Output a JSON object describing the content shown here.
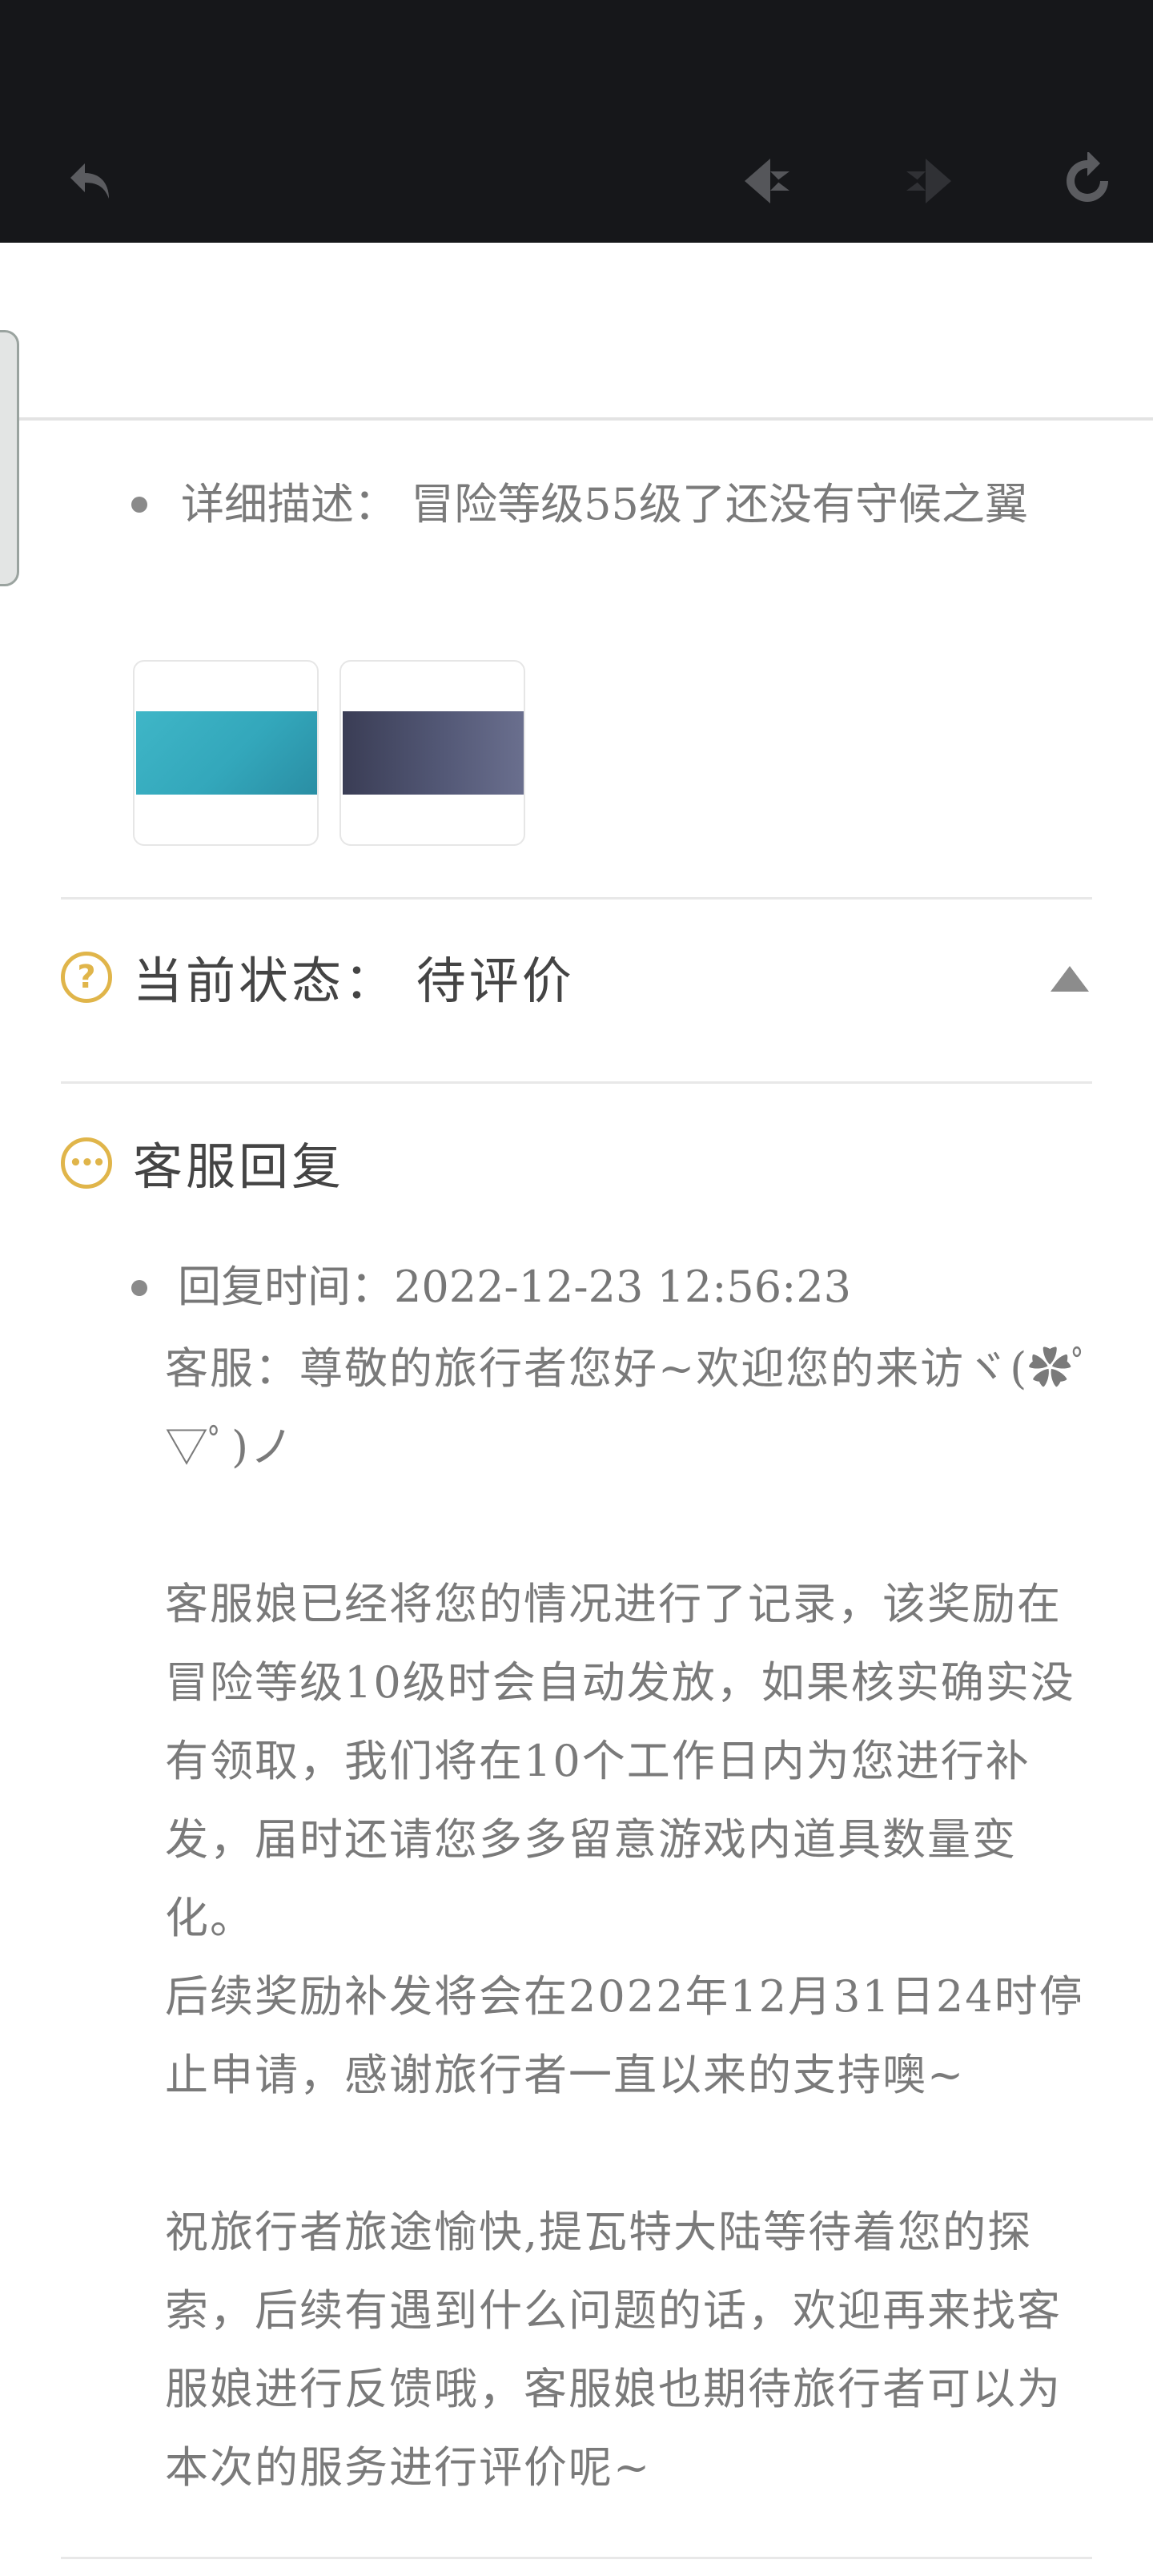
{
  "toolbar": {
    "back": "back-arrow-icon",
    "prev": "prev-icon",
    "next": "next-icon",
    "refresh": "refresh-icon"
  },
  "detail": {
    "label": "详细描述：",
    "value": "冒险等级55级了还没有守候之翼"
  },
  "thumbnails": [
    {
      "name": "screenshot-1"
    },
    {
      "name": "screenshot-2"
    }
  ],
  "status": {
    "label": "当前状态：",
    "value": "待评价"
  },
  "reply": {
    "title": "客服回复",
    "time_label": "回复时间：",
    "time_value": "2022-12-23 12:56:23",
    "line1": "客服：尊敬的旅行者您好~欢迎您的来访ヾ(✿ﾟ▽ﾟ)ノ",
    "para1": "客服娘已经将您的情况进行了记录，该奖励在冒险等级10级时会自动发放，如果核实确实没有领取，我们将在10个工作日内为您进行补发，届时还请您多多留意游戏内道具数量变化。",
    "para2": "后续奖励补发将会在2022年12月31日24时停止申请，感谢旅行者一直以来的支持噢~",
    "para3": "祝旅行者旅途愉快,提瓦特大陆等待着您的探索，后续有遇到什么问题的话，欢迎再来找客服娘进行反馈哦，客服娘也期待旅行者可以为本次的服务进行评价呢~"
  },
  "colors": {
    "toolbar_bg": "#16171a",
    "accent": "#e0b54a",
    "text": "#7a7a7a"
  }
}
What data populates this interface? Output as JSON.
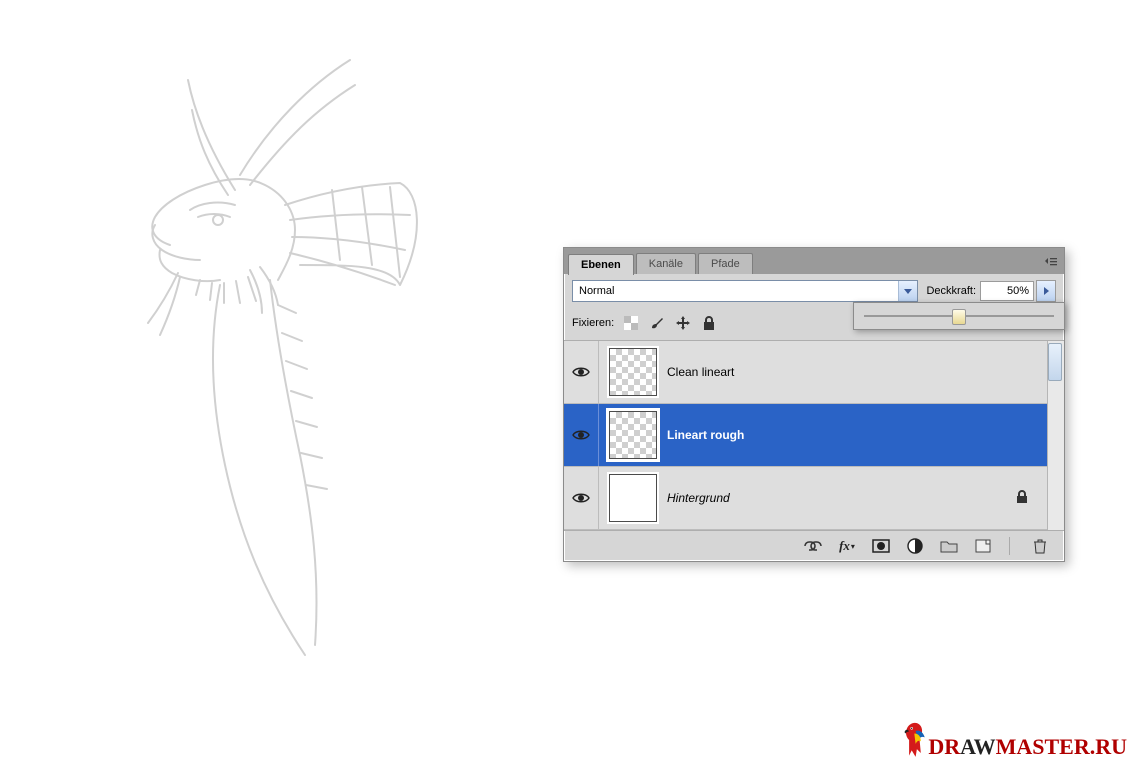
{
  "tabs": {
    "layers": "Ebenen",
    "channels": "Kanäle",
    "paths": "Pfade"
  },
  "blend": {
    "mode": "Normal",
    "opacity_label": "Deckkraft:",
    "opacity_value": "50%",
    "slider_percent": 50
  },
  "lock": {
    "label": "Fixieren:"
  },
  "layers": [
    {
      "name": "Clean lineart",
      "selected": false,
      "bg": "checker",
      "italic": false,
      "locked": false
    },
    {
      "name": "Lineart rough",
      "selected": true,
      "bg": "checker",
      "italic": false,
      "locked": false
    },
    {
      "name": "Hintergrund",
      "selected": false,
      "bg": "white",
      "italic": true,
      "locked": true
    }
  ],
  "watermark": {
    "pre": "DR",
    "mid": "AW",
    "post": "MASTER.RU"
  }
}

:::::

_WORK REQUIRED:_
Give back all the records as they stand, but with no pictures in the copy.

_WRITTEN ANSWER:_
Output a JSON object describing the content shown here.
{
  "toolbar": {
    "back": "back-arrow-icon",
    "prev": "prev-icon",
    "next": "next-icon",
    "refresh": "refresh-icon"
  },
  "detail": {
    "label": "详细描述：",
    "value": "冒险等级55级了还没有守候之翼"
  },
  "thumbnails": [
    {
      "name": "screenshot-1"
    },
    {
      "name": "screenshot-2"
    }
  ],
  "status": {
    "label": "当前状态：",
    "value": "待评价"
  },
  "reply": {
    "title": "客服回复",
    "time_label": "回复时间：",
    "time_value": "2022-12-23 12:56:23",
    "line1": "客服：尊敬的旅行者您好~欢迎您的来访ヾ(✿ﾟ▽ﾟ)ノ",
    "para1": "客服娘已经将您的情况进行了记录，该奖励在冒险等级10级时会自动发放，如果核实确实没有领取，我们将在10个工作日内为您进行补发，届时还请您多多留意游戏内道具数量变化。",
    "para2": "后续奖励补发将会在2022年12月31日24时停止申请，感谢旅行者一直以来的支持噢~",
    "para3": "祝旅行者旅途愉快,提瓦特大陆等待着您的探索，后续有遇到什么问题的话，欢迎再来找客服娘进行反馈哦，客服娘也期待旅行者可以为本次的服务进行评价呢~"
  },
  "colors": {
    "toolbar_bg": "#16171a",
    "accent": "#e0b54a",
    "text": "#7a7a7a"
  }
}
What data populates this interface? Output as JSON.
{
  "tabs": {
    "layers": "Ebenen",
    "channels": "Kanäle",
    "paths": "Pfade"
  },
  "blend": {
    "mode": "Normal",
    "opacity_label": "Deckkraft:",
    "opacity_value": "50%",
    "slider_percent": 50
  },
  "lock": {
    "label": "Fixieren:"
  },
  "layers": [
    {
      "name": "Clean lineart",
      "selected": false,
      "bg": "checker",
      "italic": false,
      "locked": false
    },
    {
      "name": "Lineart rough",
      "selected": true,
      "bg": "checker",
      "italic": false,
      "locked": false
    },
    {
      "name": "Hintergrund",
      "selected": false,
      "bg": "white",
      "italic": true,
      "locked": true
    }
  ],
  "watermark": {
    "pre": "DR",
    "mid": "AW",
    "post": "MASTER.RU"
  }
}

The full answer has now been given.